And the first person to admit as much is its conductor on Friday, Bernard Haitink. Even for so distinguished and experienced a maestro, the Missa Solemnis remains, he says, "a very challenging and even terrifying prospect. One of its enduring problems is always going to be balance between the three very separate groups of soloists, chorus and orchestra. Beethoven allows for a coming together of all participants but to get there with him has to be hard won. To begin with, there are these precariously high and shimmering tessituras, with the sopranos literally having to shout their lungs out. Then, even beyond the sheer technical difficulties, lie the contours of the whole - to make it both serene and dramatic, powerful and transcendental."
For Haitink, the Proms engagement comes at an interesting time, with the Royal Opera House closing down for two years. "I will just have finished conducting two last performances of Meistersinger in the old house," he says, philosophically, "and then plunge from there straight into the concert hall and the Missa Solemnis. Why do I do it? Well, I couldn't refuse. With these superb and dedicated BBC forces, it should be a marvellous and also very moving occasion."
EYE ON THE OUTDOORS
Pre-empting the Proms proper by a whole week, the Royal Philharmonic's Charity Prom in aid of the Cancer CARE Appeal tonight offers a summery potpourri of light-classical lollipops and typical Last Night of the Proms fare, culminating in a grand firework finale to the strains of the 1812, in the Thameside setting of Battersea Park. Tickets pounds 18: ring 0171-420 0000.

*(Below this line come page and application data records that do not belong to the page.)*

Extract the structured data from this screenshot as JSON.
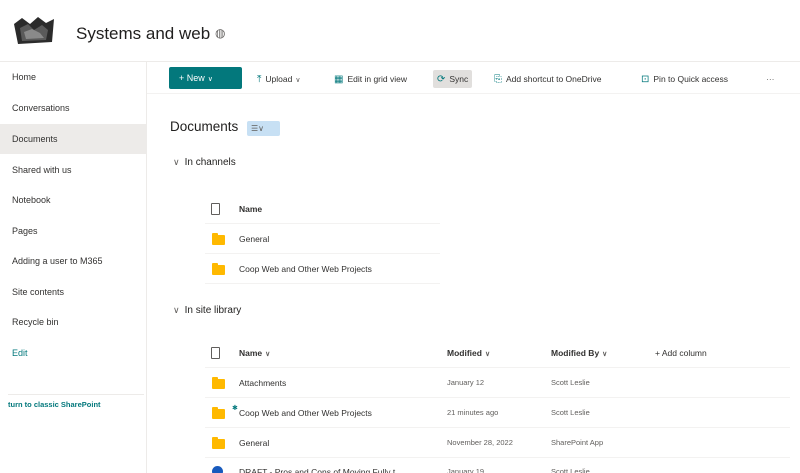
{
  "header": {
    "site_title": "Systems and web",
    "privacy_icon": "globe-icon"
  },
  "sidebar": {
    "items": [
      {
        "label": "Home"
      },
      {
        "label": "Conversations"
      },
      {
        "label": "Documents"
      },
      {
        "label": "Shared with us"
      },
      {
        "label": "Notebook"
      },
      {
        "label": "Pages"
      },
      {
        "label": "Adding a user to M365"
      },
      {
        "label": "Site contents"
      },
      {
        "label": "Recycle bin"
      },
      {
        "label": "Edit"
      }
    ],
    "active_item": "Documents",
    "return_link": "turn to classic SharePoint"
  },
  "toolbar": {
    "new_label": "New",
    "upload_label": "Upload",
    "grid_label": "Edit in grid view",
    "sync_label": "Sync",
    "shortcut_label": "Add shortcut to OneDrive",
    "pin_label": "Pin to Quick access",
    "more_label": "···"
  },
  "library": {
    "title": "Documents",
    "view_switcher": "☰∨"
  },
  "channels": {
    "heading": "In channels",
    "name_header": "Name",
    "rows": [
      {
        "name": "General"
      },
      {
        "name": "Coop Web and Other Web Projects"
      }
    ]
  },
  "site_library": {
    "heading": "In site library",
    "headers": {
      "name": "Name",
      "modified": "Modified",
      "modified_by": "Modified By",
      "add_column": "+ Add column"
    },
    "rows": [
      {
        "name": "Attachments",
        "modified": "January 12",
        "modified_by": "Scott Leslie"
      },
      {
        "name": "Coop Web and Other Web Projects",
        "modified": "21 minutes ago",
        "modified_by": "Scott Leslie"
      },
      {
        "name": "General",
        "modified": "November 28, 2022",
        "modified_by": "SharePoint App"
      },
      {
        "name": "DRAFT - Pros and Cons of Moving Fully t...",
        "modified": "January 19",
        "modified_by": "Scott Leslie"
      }
    ]
  },
  "colors": {
    "accent": "#03787c",
    "folder": "#ffb900",
    "active_nav": "#edebe9"
  }
}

Further Charity Proms in Kent: Cobham Hall, nr Rochester (19 Jul), Quex Park, Birchington (26 Jul), Chilham Castle (16 Aug). Ticket hotline 01843 232281Reuse content